By Erasmo Calzadilla
A few days ago, I had my first opportunity to read comments made by people from different places about my articles that appeared on this website. It was exciting to see that people from all over were interested in my perspective.
As this was my “first time,” I reacted with a degree of exaggeration. I was ecstatic with any show of agreement, but equally depressed when anyone criticized my thoughts.
I’ve not been able to participate directly in the debates as I would have liked to, but a few days later when I had the opportunity to read them, I felt especially compelled to respond to one of the commentaries.
It turns out that one of the people who read my article (about the mysterious and recent expulsion from Mt. Olympus of important political figures in Cuba), someone identifying himself as a philosophy professor, turned attention away from the burning issue I had raised to aim his guns at me instead.
This person stated that if I were one of his students he would have given me a low grade for the vagueness of the following sentence: “The antithesis of socialism is not capitalism, but alienation.”
I will therefore take advantage of that provocation to respond. This is not to defend my capacities as a philosopher, nor to evaluate anyone else in turn, but to continue sharing my points of view with the desire that this strange dialogue will help clear up certain ideas for me.
To begin with, I understand perfectly that someone could sense a degree of “vagueness” in the expression previously referred to. For that reason I request a chance to better explain a point to my appraiser, even within the narrow framework of a blog.
For a long time (better said, for an entire lifetime), I have heard about the struggle between socialism and capitalism. The former, at least as we paint it, is a just, ethical, and above all humanistic social system, while the latter sacrifices everything for the profits of the powerful.
Seen in this manner, only a selfish, degenerate, son of a bitch could prefer the latter.

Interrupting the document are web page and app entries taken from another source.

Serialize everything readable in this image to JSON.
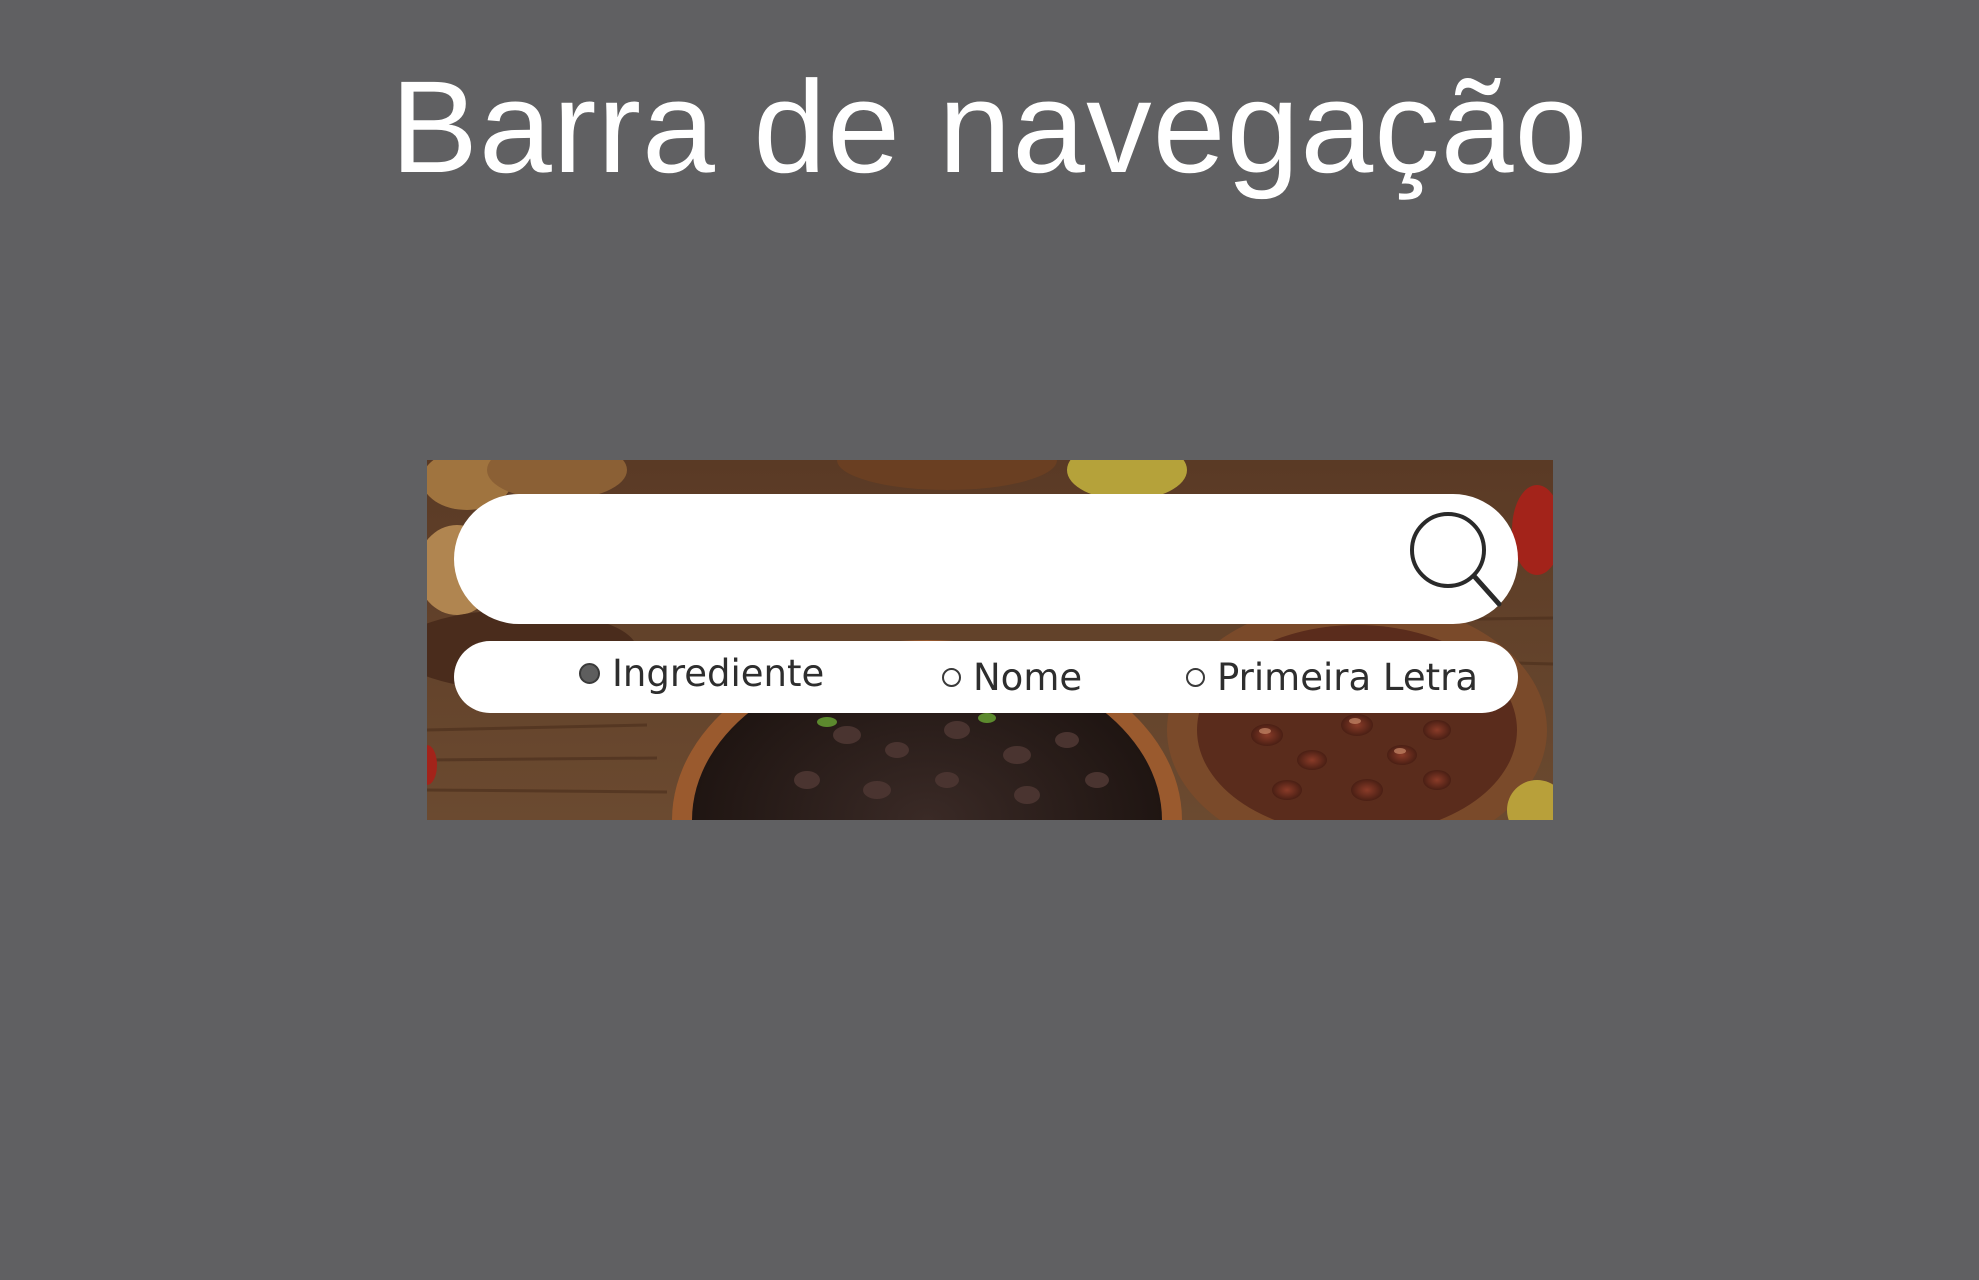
{
  "page": {
    "title": "Barra de navegação",
    "background": "#606062"
  },
  "search": {
    "placeholder": "",
    "value": "",
    "button_icon": "search-icon"
  },
  "search_options": [
    {
      "label": "Ingrediente",
      "selected": true
    },
    {
      "label": "Nome",
      "selected": false
    },
    {
      "label": "Primeira Letra",
      "selected": false
    }
  ],
  "banner": {
    "image": "food-background-beans-bowls"
  }
}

Fortunately, however, reality is not so simple. We have all had time to appreciate life under the construction of real socialism, where we have seen the centralization of power not in the hands of the workers, but in the managers. Ordinary people have been marginalized, left to play only the role of passive consumers of the system’s benefits. If this marginalization of the masses continues, the level of alienation generated will ultimately prove to be self-destructive.

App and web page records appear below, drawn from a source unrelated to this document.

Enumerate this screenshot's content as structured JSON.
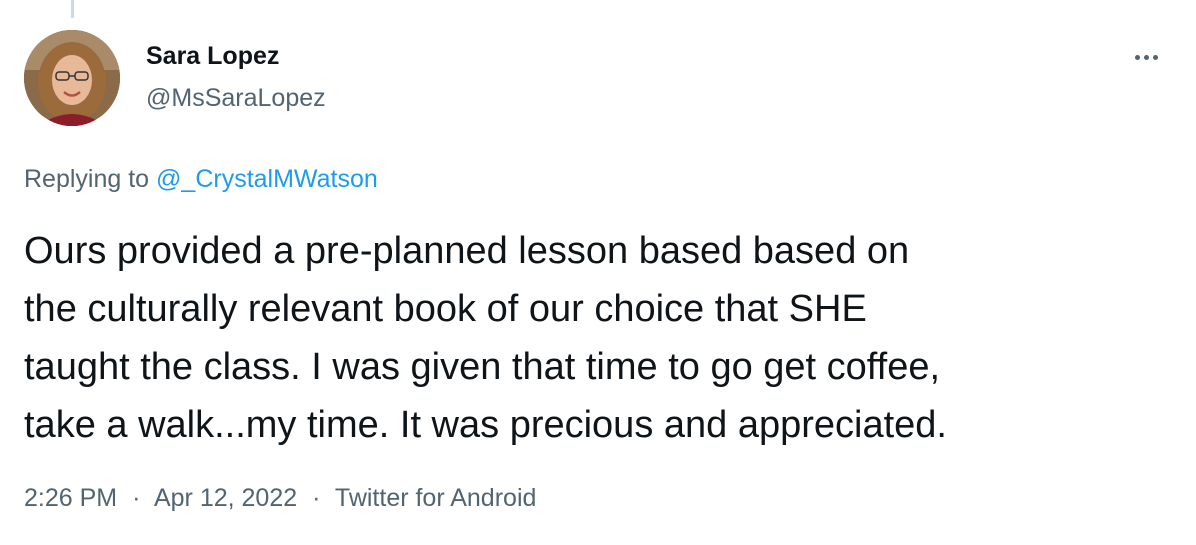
{
  "tweet": {
    "author": {
      "display_name": "Sara Lopez",
      "handle": "@MsSaraLopez"
    },
    "reply": {
      "prefix": "Replying to",
      "to_handle": "@_CrystalMWatson"
    },
    "text": "Ours provided a pre-planned lesson based based on\nthe culturally relevant book of our choice that SHE\ntaught the class. I was given that time to go get coffee,\ntake a walk...my time. It was precious and appreciated.",
    "meta": {
      "time": "2:26 PM",
      "date": "Apr 12, 2022",
      "source": "Twitter for Android",
      "separator": "·"
    },
    "more_icon": "ellipsis-icon"
  },
  "colors": {
    "text_primary": "#0f1419",
    "text_secondary": "#536471",
    "link": "#1d9bf0",
    "thread_line": "#cfd9de"
  }
}
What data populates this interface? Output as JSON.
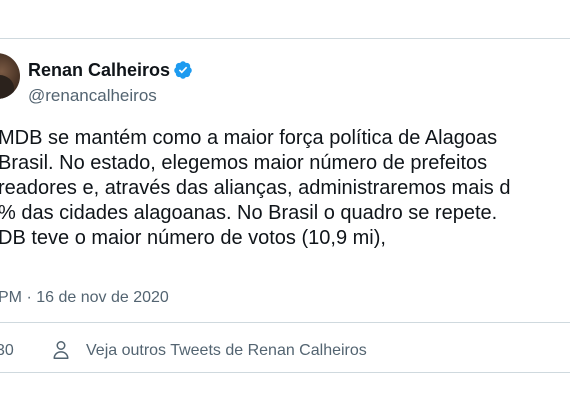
{
  "author": {
    "display_name": "Renan Calheiros",
    "handle": "@renancalheiros",
    "verified_icon": "verified-badge-icon",
    "verified_color": "#1d9bf0"
  },
  "tweet": {
    "lines": [
      "MDB se mantém como a maior força política de Alagoas",
      "Brasil. No estado, elegemos maior número de prefeitos",
      "readores e, através das alianças, administraremos mais d",
      "% das cidades alagoanas. No Brasil o quadro se repete.",
      "DB teve o maior número de votos (10,9 mi),"
    ],
    "timestamp": "PM · 16 de nov de 2020"
  },
  "footer": {
    "like_count": "30",
    "more_tweets_label": "Veja outros Tweets de Renan Calheiros",
    "person_icon": "person-icon"
  },
  "colors": {
    "text_primary": "#0f1419",
    "text_secondary": "#536471",
    "border": "#cfd9de"
  }
}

Since I don’t like this form of socialism, but I don’t want to completely give up on the idea of socialism either, I latched on to a good point made by Marx for attacking both capitalism and this variant of socialism. The key word is “alienation.”

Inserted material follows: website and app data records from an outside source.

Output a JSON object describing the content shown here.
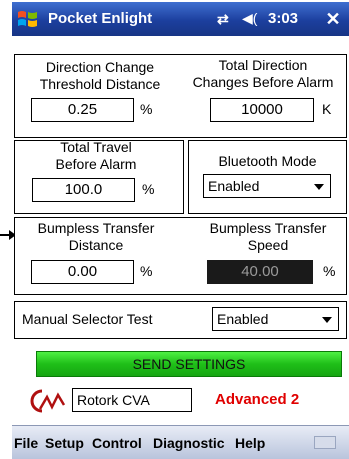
{
  "titlebar": {
    "app_title": "Pocket Enlight",
    "clock": "3:03",
    "close_glyph": "✕"
  },
  "fields": {
    "dir_change": {
      "label_line1": "Direction Change",
      "label_line2": "Threshold Distance",
      "value": "0.25",
      "unit": "%"
    },
    "total_dir": {
      "label_line1": "Total Direction",
      "label_line2": "Changes Before Alarm",
      "value": "10000",
      "unit": "K"
    },
    "total_travel": {
      "label_line1": "Total Travel",
      "label_line2": "Before Alarm",
      "value": "100.0",
      "unit": "%"
    },
    "bluetooth": {
      "label": "Bluetooth Mode",
      "value": "Enabled"
    },
    "bump_dist": {
      "label_line1": "Bumpless Transfer",
      "label_line2": "Distance",
      "value": "0.00",
      "unit": "%"
    },
    "bump_speed": {
      "label_line1": "Bumpless Transfer",
      "label_line2": "Speed",
      "value": "40.00",
      "unit": "%"
    },
    "manual_selector": {
      "label": "Manual Selector Test",
      "value": "Enabled"
    }
  },
  "send_button": "SEND SETTINGS",
  "company": "Rotork CVA",
  "mode": "Advanced 2",
  "menu": [
    "File",
    "Setup",
    "Control",
    "Diagnostic",
    "Help"
  ],
  "colors": {
    "titlebar": "#1c3f9e",
    "send_button": "#22c41b",
    "mode_text": "#e00000",
    "disabled_field": "#1a1a1a"
  },
  "icons": {
    "start": "windows-flag-icon",
    "connectivity": "connectivity-icon",
    "volume": "speaker-icon",
    "logo": "rotork-logo-icon",
    "keyboard": "keyboard-icon"
  }
}
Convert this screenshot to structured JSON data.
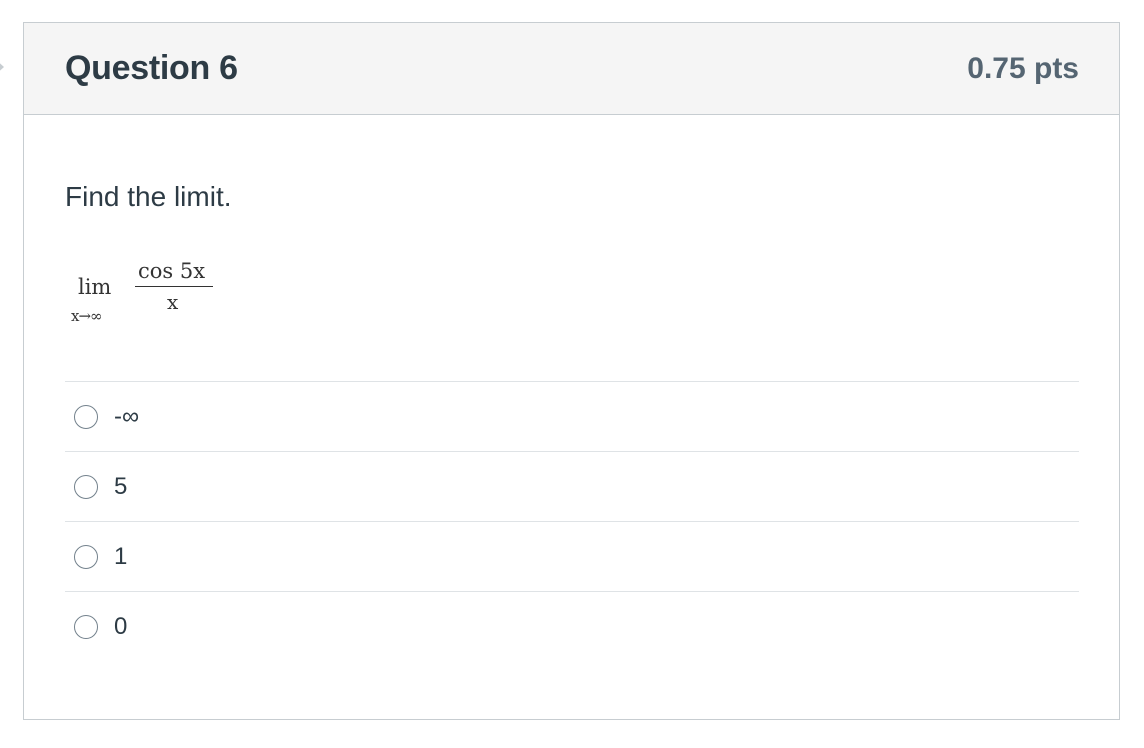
{
  "question": {
    "title": "Question 6",
    "points": "0.75 pts",
    "prompt": "Find the limit.",
    "math": {
      "operator": "lim",
      "subscript": "x→∞",
      "numerator": "cos 5x",
      "denominator": "x"
    },
    "answers": [
      {
        "label": "-∞",
        "selected": false
      },
      {
        "label": "5",
        "selected": false
      },
      {
        "label": "1",
        "selected": false
      },
      {
        "label": "0",
        "selected": false
      }
    ]
  }
}
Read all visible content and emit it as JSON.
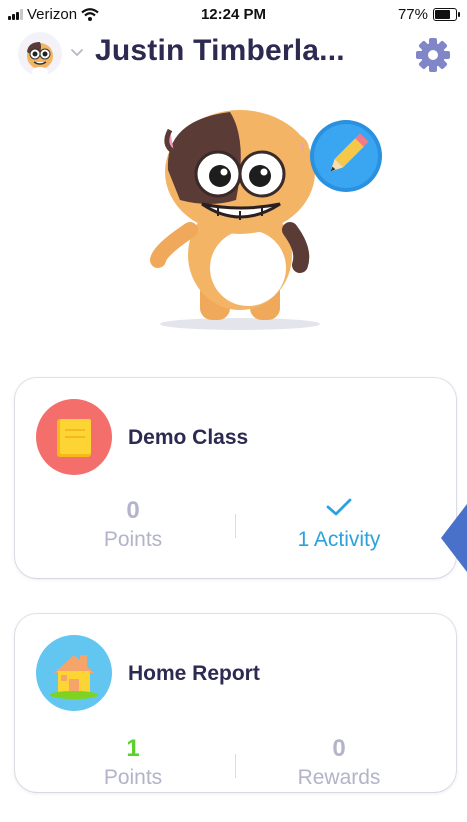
{
  "status_bar": {
    "carrier": "Verizon",
    "time": "12:24 PM",
    "battery": "77%"
  },
  "header": {
    "title": "Justin Timberla..."
  },
  "cards": [
    {
      "title": "Demo Class",
      "stat_left": {
        "value": "0",
        "label": "Points"
      },
      "stat_right": {
        "label": "1 Activity"
      }
    },
    {
      "title": "Home Report",
      "stat_left": {
        "value": "1",
        "label": "Points"
      },
      "stat_right": {
        "value": "0",
        "label": "Rewards"
      }
    }
  ],
  "colors": {
    "accent_blue": "#2ba2dc",
    "muted_text": "#b3b3c9",
    "points_green": "#5cd12d",
    "title_navy": "#2c2a50",
    "class_icon_bg": "#f46f6c",
    "home_icon_bg": "#62c6f1",
    "gear": "#8186c9",
    "pointer_blue": "#4971c9"
  },
  "icons": [
    "signal-icon",
    "wifi-icon",
    "battery-icon",
    "chevron-down-icon",
    "gear-icon",
    "pencil-icon",
    "notebook-icon",
    "house-icon",
    "checkmark-icon",
    "pointer-arrow-icon"
  ]
}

From this perspective, capitalism is not only deplorable in that it generates poverty, but is especially disgraceful in that workers do not possess any control over the productive process. They cannot recognize themselves in the fruits of a labor that wasn’t of their choosing and which they perform only to earn a paycheck.
For this same reason, they never see themselves as the creators of the wealth that they consume, nor of the beauty that they enjoy, perpetuating in this way their practical and emotional dependence on capital. In short, capitalism -like all social systems in which the producers do not control the process of production- is alienating, since it prevents people from ultimately being their own bosses.
Socialism, at least the version that sparks my admiration, is not simply a system that distributes consumer goods equitably -even if that were the actual case- but one in which people become the true and concrete owners of the production process in which they expend their energies. In this scenario, they then become conscious generators of their life project, from the individual level to the broader collective realm.
Returning to the point, if under socialism, the managers make all the important decisions, but they do not explain their reasons to the “ordinary” working people, this will generate mass alienation, among a host of other problems. It undermines socialism, at least as I recognize that system.
That is, in short, what I tried to say and what I continue to maintain.
Do I get a better grade professor?